-Increased understanding of climate change and related ecological shifts,
-Improved habitat assessment techniques,
-Quantification of habitat ecosystem services, and
-Integration of species, habitat and ecosystem information.
Findings supported through this research program should lead to tools and applications that guide management decisions for commercial, recreational, and non-consumptive uses of Chesapeake Bay living resources to support vibrant coastal communities and economies.
This research program has previously addressed timely management questions and research needs as identified by the science and resource management community. For example, multiple research projects focused on blue catfish (Ictalurus furcatus) from 2011-2014 in response to fishery managers and stakeholders expressing concern about the potential ecological impact of this non-native species on the Bay ecosystem. Funded research included diet and growth studies that directly informed work of the Chesapeake Bay Invasive Catfish Task Force. More recently, several studies were funded as part of the Oyster Reef Ecosystem Services (ORES) project. These projects seek to quantify the ecosystem service benefits of tributary-scale oyster restoration projects.
This FY17 Request for Proposals will focus on forage species and their habitats. Focus and interest in forage species has grown over the past several years among both the management community and fisheries stakeholders in the Bay and along the Atlantic Coast. The 2014 Chesapeake Bay Watershed Agreement includes a forage outcome that highlights the importance of forage species in the Chesapeake Bay. In support of this outcome, the Chesapeake Bay Program’s Sustainable Fisheries Goal Implementation Team (Fisheries GIT) developed an associated management strategy and workplan that document efforts to better understand the role of forage species in the Chesapeake Bay ecosystem. One of these efforts was a Forage Workshop (funded by the Scientific and Technical Advisory Committee (STAC) of the Chesapeake Bay Program (CBP)) held in November 2014. The workshop defined what taxa constitute the forage base (species, groups, etc.), discussed how the scientific community can begin to quantify Chesapeake forage, identified existing data and data gaps, suggested potential forage indicators and discussed management applications. Information about the CBP Forage Fish outcome, management strategy, and workplan, can be found here: http://www.chesapeakebay.net/managementstrategies/strategy/forage_fish
Deadline: Jan. 19, 2017
Eligible applicants are institutions of higher education, non-profit or for-profit organizations, U.S. territories, and state, local and Native American tribal governments. Applications from individuals, federal agencies, or employees of federal agencies will not be considered. Individuals and federal agencies are strongly encouraged to work with states, non-governmental organizations, municipal and county governments, and others that are eligible to apply.

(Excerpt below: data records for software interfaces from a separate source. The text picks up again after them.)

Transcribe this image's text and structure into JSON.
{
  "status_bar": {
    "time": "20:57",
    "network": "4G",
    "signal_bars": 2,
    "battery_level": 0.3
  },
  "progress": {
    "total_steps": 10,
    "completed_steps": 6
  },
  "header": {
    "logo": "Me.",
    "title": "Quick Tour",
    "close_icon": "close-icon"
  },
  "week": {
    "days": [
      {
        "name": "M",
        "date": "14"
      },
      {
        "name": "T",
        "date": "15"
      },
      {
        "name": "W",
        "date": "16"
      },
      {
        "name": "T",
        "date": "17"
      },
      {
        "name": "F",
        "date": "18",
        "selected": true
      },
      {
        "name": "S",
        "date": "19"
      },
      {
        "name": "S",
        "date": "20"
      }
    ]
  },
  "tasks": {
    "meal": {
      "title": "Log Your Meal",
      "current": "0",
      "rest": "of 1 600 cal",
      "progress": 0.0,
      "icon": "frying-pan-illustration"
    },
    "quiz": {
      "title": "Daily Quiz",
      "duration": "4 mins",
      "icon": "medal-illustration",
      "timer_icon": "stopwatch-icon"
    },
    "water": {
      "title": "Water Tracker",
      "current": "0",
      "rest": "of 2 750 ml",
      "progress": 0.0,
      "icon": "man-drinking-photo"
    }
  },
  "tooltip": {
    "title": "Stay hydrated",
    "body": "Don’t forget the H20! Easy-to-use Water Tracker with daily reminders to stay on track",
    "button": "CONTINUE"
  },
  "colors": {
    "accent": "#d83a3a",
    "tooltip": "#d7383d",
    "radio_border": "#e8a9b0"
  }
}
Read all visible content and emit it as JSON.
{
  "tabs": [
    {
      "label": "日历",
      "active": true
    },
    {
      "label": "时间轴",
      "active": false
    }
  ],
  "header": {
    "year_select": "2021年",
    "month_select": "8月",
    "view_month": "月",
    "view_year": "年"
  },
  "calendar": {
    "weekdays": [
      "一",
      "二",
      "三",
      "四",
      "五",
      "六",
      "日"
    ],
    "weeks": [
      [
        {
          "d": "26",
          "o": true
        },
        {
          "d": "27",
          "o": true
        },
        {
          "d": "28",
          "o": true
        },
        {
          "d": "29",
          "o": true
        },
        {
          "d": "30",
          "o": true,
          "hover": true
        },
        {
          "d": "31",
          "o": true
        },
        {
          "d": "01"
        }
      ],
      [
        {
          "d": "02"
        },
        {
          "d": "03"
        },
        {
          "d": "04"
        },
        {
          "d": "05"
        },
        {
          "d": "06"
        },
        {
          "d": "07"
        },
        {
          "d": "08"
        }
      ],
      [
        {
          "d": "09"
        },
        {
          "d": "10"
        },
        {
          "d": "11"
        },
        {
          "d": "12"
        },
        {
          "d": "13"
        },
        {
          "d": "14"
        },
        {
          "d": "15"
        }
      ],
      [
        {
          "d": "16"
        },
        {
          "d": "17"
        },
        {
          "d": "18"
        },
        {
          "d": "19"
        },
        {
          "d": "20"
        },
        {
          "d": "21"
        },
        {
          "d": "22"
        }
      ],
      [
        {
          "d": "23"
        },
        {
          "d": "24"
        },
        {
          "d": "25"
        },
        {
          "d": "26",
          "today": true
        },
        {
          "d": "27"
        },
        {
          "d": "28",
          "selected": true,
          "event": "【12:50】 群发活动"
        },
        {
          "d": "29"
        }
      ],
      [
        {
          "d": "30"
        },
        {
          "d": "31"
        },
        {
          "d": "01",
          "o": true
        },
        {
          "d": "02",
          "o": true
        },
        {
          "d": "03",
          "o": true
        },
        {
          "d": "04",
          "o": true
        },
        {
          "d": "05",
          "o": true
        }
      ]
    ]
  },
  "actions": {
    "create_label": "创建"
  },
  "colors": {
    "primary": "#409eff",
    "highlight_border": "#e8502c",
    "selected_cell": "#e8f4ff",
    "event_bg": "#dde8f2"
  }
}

This solicitation announces that approximately $500,000 may be available in FY 2017 in award amounts to be determined by the proposals and available funds. Funding is anticipated to maintain cooperative agreements for up to 2 years duration, but is dependent on funding made available annually by Congress. NOAA does not anticipate supporting project proposals requesting federal funding less than $25,000 annually or greater than $125,000 annually.